Colin Grant in his book, Myths we live by explains that there are two prominent senses of myths. There is the personal sense, and the academic approach. He goes on to define a myth as something that is false, naïve, passé and a matter for the uninformed and gullible. This may be accepted as the academic approach to the definition of myth. On a personal sense, myths can be defined as stories that have been handed down from generation to generation and as a result are believed to be the truth. Grant goes on to add that a myth is a falsehood that is exposed as soon as its mythic nature is recognized.
There are three approaches of myths; a journalistic myth, scholarly myth and a living myth (Preston, 2010). The journalistic approach to myth is that a myth is to be exposed which in turn presumes that we do not notice it or see that it is false (Preston, 2010). Two features of this approach.
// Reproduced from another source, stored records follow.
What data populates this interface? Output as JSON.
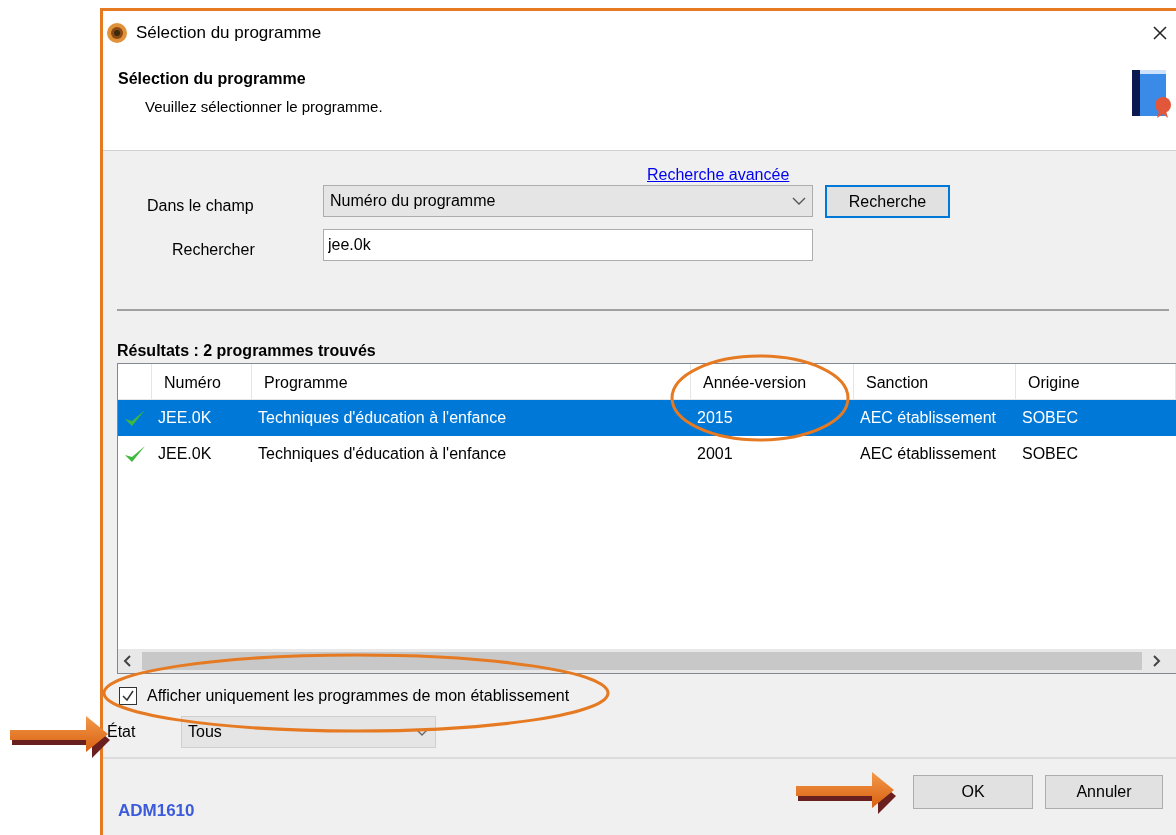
{
  "window": {
    "title": "Sélection du programme"
  },
  "header": {
    "title": "Sélection du programme",
    "subtitle": "Veuillez sélectionner le programme."
  },
  "search": {
    "advanced_link": "Recherche avancée",
    "field_label": "Dans le champ",
    "field_value": "Numéro du programme",
    "search_button": "Recherche",
    "query_label": "Rechercher",
    "query_value": "jee.0k"
  },
  "results": {
    "title": "Résultats : 2 programmes trouvés",
    "columns": [
      "Numéro",
      "Programme",
      "Année-version",
      "Sanction",
      "Origine"
    ],
    "rows": [
      {
        "selected": true,
        "cells": [
          "JEE.0K",
          "Techniques d'éducation à l'enfance",
          "2015",
          "AEC établissement",
          "SOBEC"
        ]
      },
      {
        "selected": false,
        "cells": [
          "JEE.0K",
          "Techniques d'éducation à l'enfance",
          "2001",
          "AEC établissement",
          "SOBEC"
        ]
      }
    ]
  },
  "own_only": {
    "label": "Afficher uniquement les programmes de mon établissement",
    "checked": true
  },
  "state_filter": {
    "label": "État",
    "value": "Tous"
  },
  "footer": {
    "code": "ADM1610",
    "buttons": [
      {
        "label": "OK"
      },
      {
        "label": "Annuler"
      }
    ]
  }
}
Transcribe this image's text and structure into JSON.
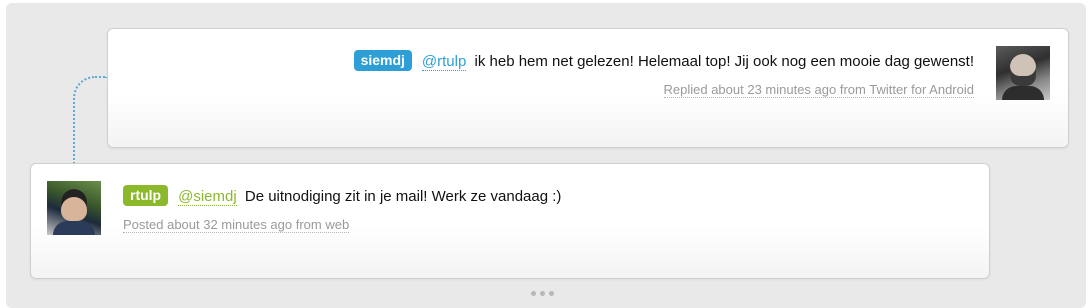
{
  "reply": {
    "username": "siemdj",
    "mention": "@rtulp",
    "text": "ik heb hem net gelezen! Helemaal top! Jij ook nog een mooie dag gewenst!",
    "meta": "Replied about 23 minutes ago from Twitter for Android"
  },
  "original": {
    "username": "rtulp",
    "mention": "@siemdj",
    "text": "De uitnodiging zit in je mail! Werk ze vandaag :)",
    "meta": "Posted about 32 minutes ago from web"
  },
  "colors": {
    "reply_accent": "#2e9fd6",
    "original_accent": "#8cb82b",
    "connector": "#5aa9d6"
  },
  "icons": {
    "more": "ellipsis-icon"
  }
}
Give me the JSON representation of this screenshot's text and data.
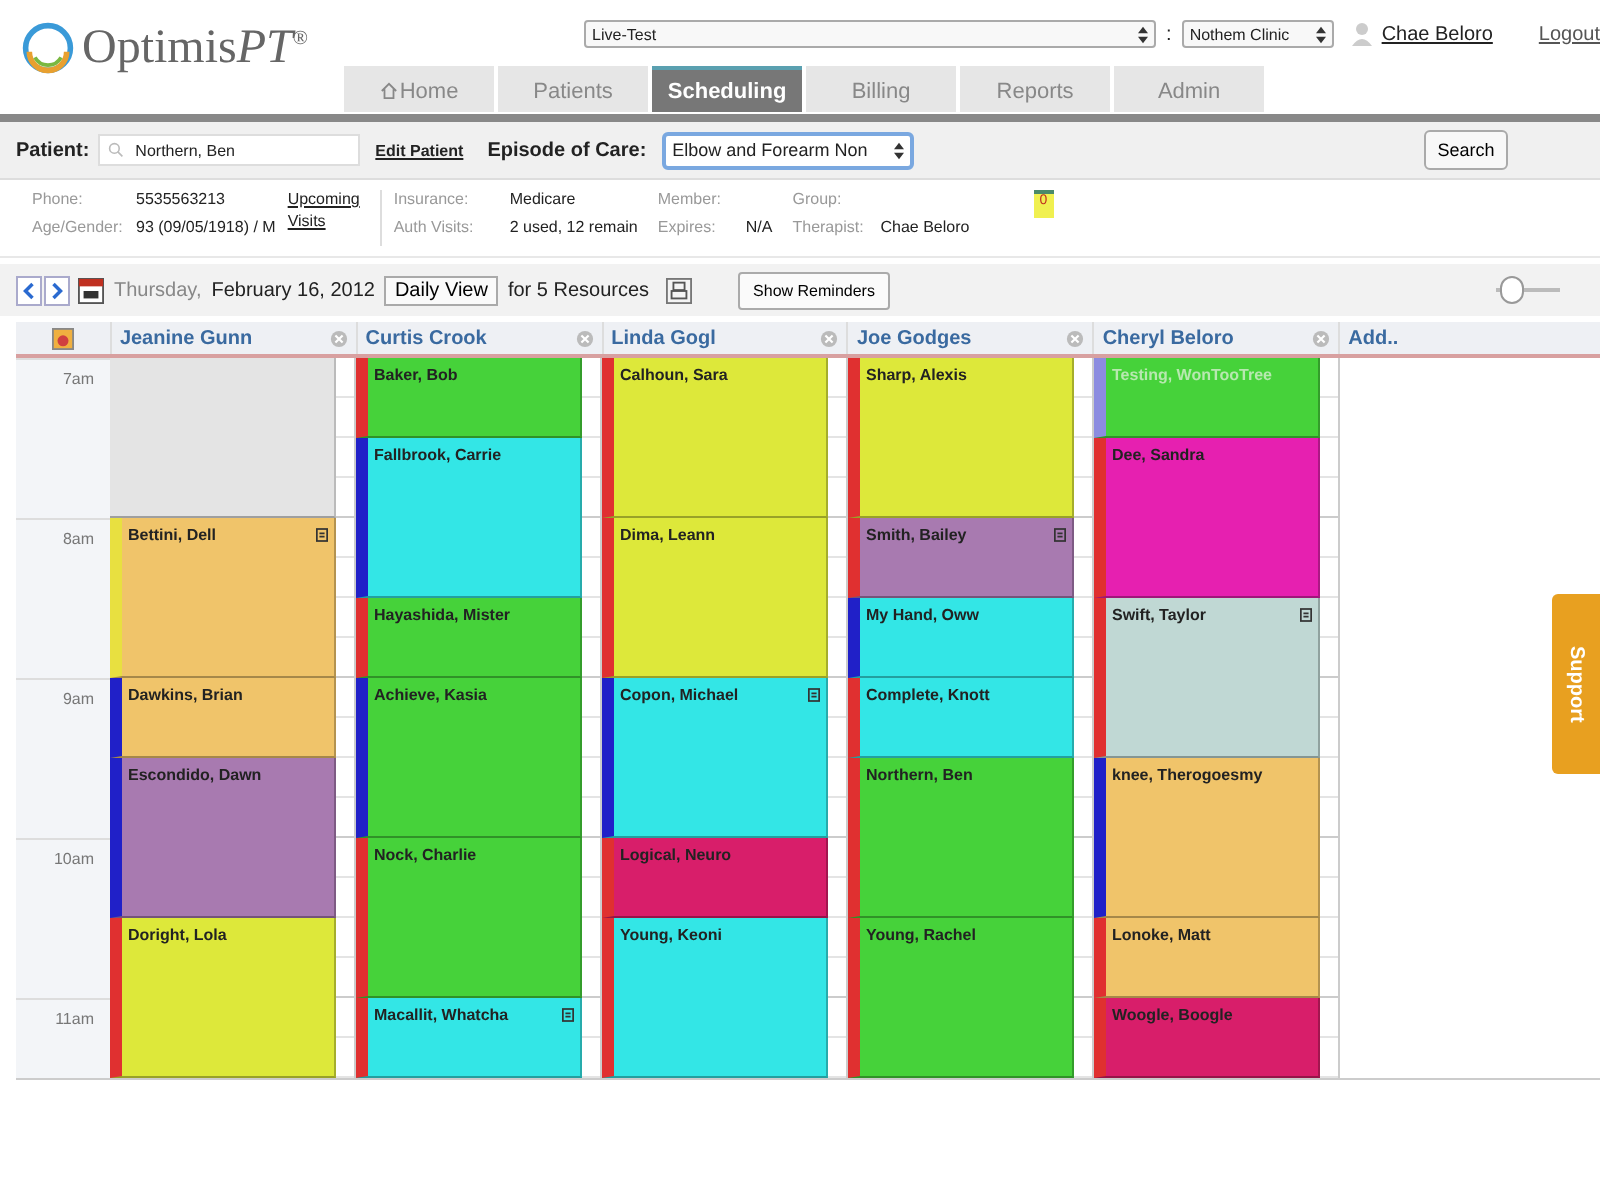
{
  "header": {
    "logo": "Optimis",
    "logo_accent": "PT",
    "logo_mark": "®",
    "environment": "Live-Test",
    "separator": ":",
    "clinic": "Nothem Clinic",
    "user": "Chae Beloro",
    "logout": "Logout"
  },
  "tabs": [
    {
      "label": "Home",
      "selected": false
    },
    {
      "label": "Patients",
      "selected": false
    },
    {
      "label": "Scheduling",
      "selected": true
    },
    {
      "label": "Billing",
      "selected": false
    },
    {
      "label": "Reports",
      "selected": false
    },
    {
      "label": "Admin",
      "selected": false
    }
  ],
  "patient_bar": {
    "label": "Patient:",
    "patient": "Northern, Ben",
    "edit_link": "Edit Patient",
    "episode_label": "Episode of Care:",
    "episode": "Elbow and Forearm Non",
    "search_button": "Search"
  },
  "patient_info": {
    "phone_label": "Phone:",
    "phone": "5535563213",
    "age_label": "Age/Gender:",
    "age": "93 (09/05/1918) / M",
    "upcoming_link": "Upcoming",
    "visits_link": "Visits",
    "insurance_label": "Insurance:",
    "insurance": "Medicare",
    "auth_label": "Auth Visits:",
    "auth": "2 used, 12 remain",
    "member_label": "Member:",
    "expires_label": "Expires:",
    "expires": "N/A",
    "group_label": "Group:",
    "therapist_label": "Therapist:",
    "therapist": "Chae Beloro",
    "reminder_count": "0"
  },
  "toolbar": {
    "weekday": "Thursday,",
    "date": "February 16, 2012",
    "view_button": "Daily View",
    "resources": "for 5 Resources",
    "reminders_button": "Show Reminders",
    "zoom_slider": {
      "level": 0.1
    }
  },
  "hours": [
    "7am",
    "8am",
    "9am",
    "10am",
    "11am"
  ],
  "add_column": "Add..",
  "support_tab": "Support",
  "resources": [
    {
      "name": "Jeanine Gunn",
      "appointments": [
        {
          "kind": "blocked",
          "long": true,
          "color": "#e4e4e4"
        },
        {
          "kind": "visit",
          "name": "Bettini, Dell",
          "long": true,
          "color": "#f0c46a",
          "arrived": false,
          "pending": true,
          "note": true,
          "dimmed": false
        },
        {
          "kind": "visit",
          "name": "Dawkins, Brian",
          "long": false,
          "color": "#f0c46a",
          "arrived": true,
          "pending": false,
          "note": false,
          "dimmed": false
        },
        {
          "kind": "visit",
          "name": "Escondido, Dawn",
          "long": true,
          "color": "#a87ab0",
          "arrived": true,
          "pending": false,
          "note": false,
          "dimmed": false
        },
        {
          "kind": "visit",
          "name": "Doright, Lola",
          "long": true,
          "color": "#dde83a",
          "arrived": false,
          "pending": false,
          "note": false,
          "dimmed": false
        }
      ]
    },
    {
      "name": "Curtis Crook",
      "appointments": [
        {
          "kind": "visit",
          "name": "Baker, Bob",
          "long": false,
          "color": "#46d23a",
          "arrived": false,
          "pending": false,
          "note": false,
          "dimmed": false
        },
        {
          "kind": "visit",
          "name": "Fallbrook, Carrie",
          "long": true,
          "color": "#33e6e6",
          "arrived": true,
          "pending": false,
          "note": false,
          "dimmed": false
        },
        {
          "kind": "visit",
          "name": "Hayashida, Mister",
          "long": false,
          "color": "#46d23a",
          "arrived": false,
          "pending": false,
          "note": false,
          "dimmed": false
        },
        {
          "kind": "visit",
          "name": "Achieve, Kasia",
          "long": true,
          "color": "#46d23a",
          "arrived": true,
          "pending": false,
          "note": false,
          "dimmed": false
        },
        {
          "kind": "visit",
          "name": "Nock, Charlie",
          "long": true,
          "color": "#46d23a",
          "arrived": false,
          "pending": false,
          "note": false,
          "dimmed": false
        },
        {
          "kind": "visit",
          "name": "Macallit, Whatcha",
          "long": false,
          "color": "#33e6e6",
          "arrived": false,
          "pending": false,
          "note": true,
          "dimmed": false
        }
      ]
    },
    {
      "name": "Linda Gogl",
      "appointments": [
        {
          "kind": "visit",
          "name": "Calhoun, Sara",
          "long": true,
          "color": "#dde83a",
          "arrived": false,
          "pending": false,
          "note": false,
          "dimmed": false
        },
        {
          "kind": "visit",
          "name": "Dima, Leann",
          "long": true,
          "color": "#dde83a",
          "arrived": false,
          "pending": false,
          "note": false,
          "dimmed": false
        },
        {
          "kind": "visit",
          "name": "Copon, Michael",
          "long": true,
          "color": "#33e6e6",
          "arrived": true,
          "pending": false,
          "note": true,
          "dimmed": false
        },
        {
          "kind": "visit",
          "name": "Logical, Neuro",
          "long": false,
          "color": "#d81e6a",
          "arrived": false,
          "pending": false,
          "note": false,
          "dimmed": false
        },
        {
          "kind": "visit",
          "name": "Young, Keoni",
          "long": true,
          "color": "#33e6e6",
          "arrived": false,
          "pending": false,
          "note": false,
          "dimmed": false
        }
      ]
    },
    {
      "name": "Joe Godges",
      "appointments": [
        {
          "kind": "visit",
          "name": "Sharp, Alexis",
          "long": true,
          "color": "#dde83a",
          "arrived": false,
          "pending": false,
          "note": false,
          "dimmed": false
        },
        {
          "kind": "visit",
          "name": "Smith, Bailey",
          "long": false,
          "color": "#a87ab0",
          "arrived": false,
          "pending": false,
          "note": true,
          "dimmed": false
        },
        {
          "kind": "visit",
          "name": "My Hand, Oww",
          "long": false,
          "color": "#33e6e6",
          "arrived": true,
          "pending": false,
          "note": false,
          "dimmed": false
        },
        {
          "kind": "visit",
          "name": "Complete, Knott",
          "long": false,
          "color": "#33e6e6",
          "arrived": false,
          "pending": false,
          "note": false,
          "dimmed": false
        },
        {
          "kind": "visit",
          "name": "Northern, Ben",
          "long": true,
          "color": "#46d23a",
          "arrived": false,
          "pending": false,
          "note": false,
          "dimmed": false
        },
        {
          "kind": "visit",
          "name": "Young, Rachel",
          "long": true,
          "color": "#46d23a",
          "arrived": false,
          "pending": false,
          "note": false,
          "dimmed": false
        }
      ]
    },
    {
      "name": "Cheryl Beloro",
      "appointments": [
        {
          "kind": "visit",
          "name": "Testing, WonTooTree",
          "long": false,
          "color": "#46d23a",
          "arrived": false,
          "pending": false,
          "note": false,
          "dimmed": true
        },
        {
          "kind": "visit",
          "name": "Dee, Sandra",
          "long": true,
          "color": "#e620b0",
          "arrived": false,
          "pending": false,
          "note": false,
          "dimmed": false
        },
        {
          "kind": "visit",
          "name": "Swift, Taylor",
          "long": true,
          "color": "#c0d8d4",
          "arrived": false,
          "pending": false,
          "note": true,
          "dimmed": false
        },
        {
          "kind": "visit",
          "name": "knee, Therogoesmy",
          "long": true,
          "color": "#f0c46a",
          "arrived": true,
          "pending": false,
          "note": false,
          "dimmed": false
        },
        {
          "kind": "visit",
          "name": "Lonoke, Matt",
          "long": false,
          "color": "#f0c46a",
          "arrived": false,
          "pending": false,
          "note": false,
          "dimmed": false
        },
        {
          "kind": "visit",
          "name": "Woogle, Boogle",
          "long": false,
          "color": "#d81e6a",
          "arrived": false,
          "pending": false,
          "note": false,
          "dimmed": false
        }
      ]
    }
  ]
}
One is that a journalistic myth ignores the wide influences and allegiances that shape our vision of truth. In the X-Files episode, despite the fact that there are people who actually do believe that the monster exists, people like the chief himself think it is all a joke. Action is only taken when the chief himself is attacked by the monster.
The second feature is that as falsehood, myth is really recognized only through exposure and once exposed, it is no longer to be taken seriously (Grant, 1998). In the X-files episode, Mulder’s main objective was to find proof of the existence of the monster and consequently to expose it. When Mulder mistakes the monster for an alligator and kills it, the residents of the area are relived and no longer take the monster seriously as a threat and can now dismiss the whole ‘Big Blue’ myth. As Grant explains, something is identified as a ‘myth’ expressly for the purpose of dismissing it.
The second approach of myths is a scholarly myth which is generally held to be interesting in themselves; they are catalogued and studied as clues to the beliefs and behaviors of ancient peoples (Grant, 1998). Mulder in the X-Files episode as well as the characters in the episode who believed in the existence of the monster looked and collected clues and evidence to support their belief. Their main aim in doing this was to prove that the monster actually existed. In this approach, the...